Researchers have discovered a molecule that renders HIV vulnerable to immune system attacks and could help eliminate HIV reservoirs, or be part of a vaccine. The JP-III-48 molecule mimics a type of protein and appears to trick HIV into opening itself up to attack from antibodies that could kill the virus.
Medical News Today has reported that researchers at the Centre hospitalier de l'Université de Montréal (CHUM) Research Centre in Canada found that molecule, which they dubbed a "can opener," forces the HIV-1 virus to open and exposes it to attack. HIV-1 is the most common strain of the virus.
The researchers also discovered that people infected with the HIV-1 virus usually have naturally occurring antibodies that could kill the HIV-infected cells once they are exposed.
"We just have to give them a little push,” reported the study’s author, Dr. Andrés Finzi in a written statement. “Adding a tiny molecule that acts as a can opener [forces] the viral envelope to expose regions recognized by the antibodies, which forms a bridge with some cells of the immune system, initiating the attack."
The study, published in Proceedings of the National Academy of Science, builds on previous findings this year; that cells infected with HIV-1 were more easily eliminated when two HIV-specific proteins (Nef and Vpu) were deactivated.
Because these two proteins protect the HIV virus from attack, eliminating or deactivating them could leave the virus vulnerable and exposed.
The JP-III-48 molecule imitates the CD4 protein, a protein that makes T lymphocytes, a type of white blood cells vulnerable to HIV infection. For the new study, the Canadian team added the CD4 protein-mimicking molecule to the surfaces of infected cells and found that it tricked the HIV virus into making itself vulnerable.
"The virus has to get rid of the CD4 proteins to protect itself,” explained Jonathan Richard, a postdoctoral researcher at CHUM who participated in the study.
Mistaking JP-III-48 for CD4, the HIV-1 virus opens, exposing vulnerable elements that become a target for antibodies.
“Adding the small molecule forces the viral envelope to open, like a flower,” Richard added. “The antibodies that are naturally present after the infection can then target the infected cells so they are killed by the immune system."
This ability of the molecule to trick HIV infected cells into opening up to attack could have far reaching ramifications including eliminating HIV reservoirs
"The solution is to develop a 'shock and kill' therapy,” Finzi explained. “We have to reactivate HIV reservoirs to force the virus out of its hiding place, then kill the infected cells with this molecule and the already present antibodies."

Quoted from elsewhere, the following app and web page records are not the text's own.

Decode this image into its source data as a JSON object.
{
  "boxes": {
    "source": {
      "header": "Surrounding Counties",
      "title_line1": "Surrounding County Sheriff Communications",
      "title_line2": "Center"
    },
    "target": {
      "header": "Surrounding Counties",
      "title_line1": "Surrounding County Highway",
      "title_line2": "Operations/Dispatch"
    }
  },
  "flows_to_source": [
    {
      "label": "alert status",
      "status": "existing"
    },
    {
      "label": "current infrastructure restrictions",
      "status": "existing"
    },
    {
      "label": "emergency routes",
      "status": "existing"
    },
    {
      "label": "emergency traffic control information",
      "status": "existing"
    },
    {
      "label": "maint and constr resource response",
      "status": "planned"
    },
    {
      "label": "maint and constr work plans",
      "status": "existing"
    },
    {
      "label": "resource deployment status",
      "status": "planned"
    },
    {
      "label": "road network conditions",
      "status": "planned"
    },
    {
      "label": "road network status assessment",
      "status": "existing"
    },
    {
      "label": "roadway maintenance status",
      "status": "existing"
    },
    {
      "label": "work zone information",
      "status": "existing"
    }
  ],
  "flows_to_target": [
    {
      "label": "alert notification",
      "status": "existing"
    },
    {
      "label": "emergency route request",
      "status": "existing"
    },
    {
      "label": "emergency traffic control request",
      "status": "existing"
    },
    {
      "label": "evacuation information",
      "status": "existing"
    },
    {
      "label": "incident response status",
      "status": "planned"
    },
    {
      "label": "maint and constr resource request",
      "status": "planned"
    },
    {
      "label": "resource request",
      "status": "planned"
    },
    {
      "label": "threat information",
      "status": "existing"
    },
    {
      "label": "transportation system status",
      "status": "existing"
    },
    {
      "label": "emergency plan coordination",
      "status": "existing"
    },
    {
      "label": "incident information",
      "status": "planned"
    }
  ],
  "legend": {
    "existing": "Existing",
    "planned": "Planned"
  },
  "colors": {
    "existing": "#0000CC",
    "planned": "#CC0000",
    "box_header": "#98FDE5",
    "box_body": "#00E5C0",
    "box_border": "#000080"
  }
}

Globally, around 35 million people are infected with HIV-1 and could be helped by this discovery. In addition to eliminating reservoirs, the JP-III-48 molecule may also lead to the development of a vaccine, which would combine the molecule and HIV antibodies to target the virus with a one-two punch.
The JP-III-48 molecule was previously developed by researchers from Harvard University and the University of Pennsylvania, but this is the first study using it as a potential HIV treatment.
The next step for the Canadian team is to assess JP-III-48 capabilities in tests involving monkeys infected with the HIV-like simian virus.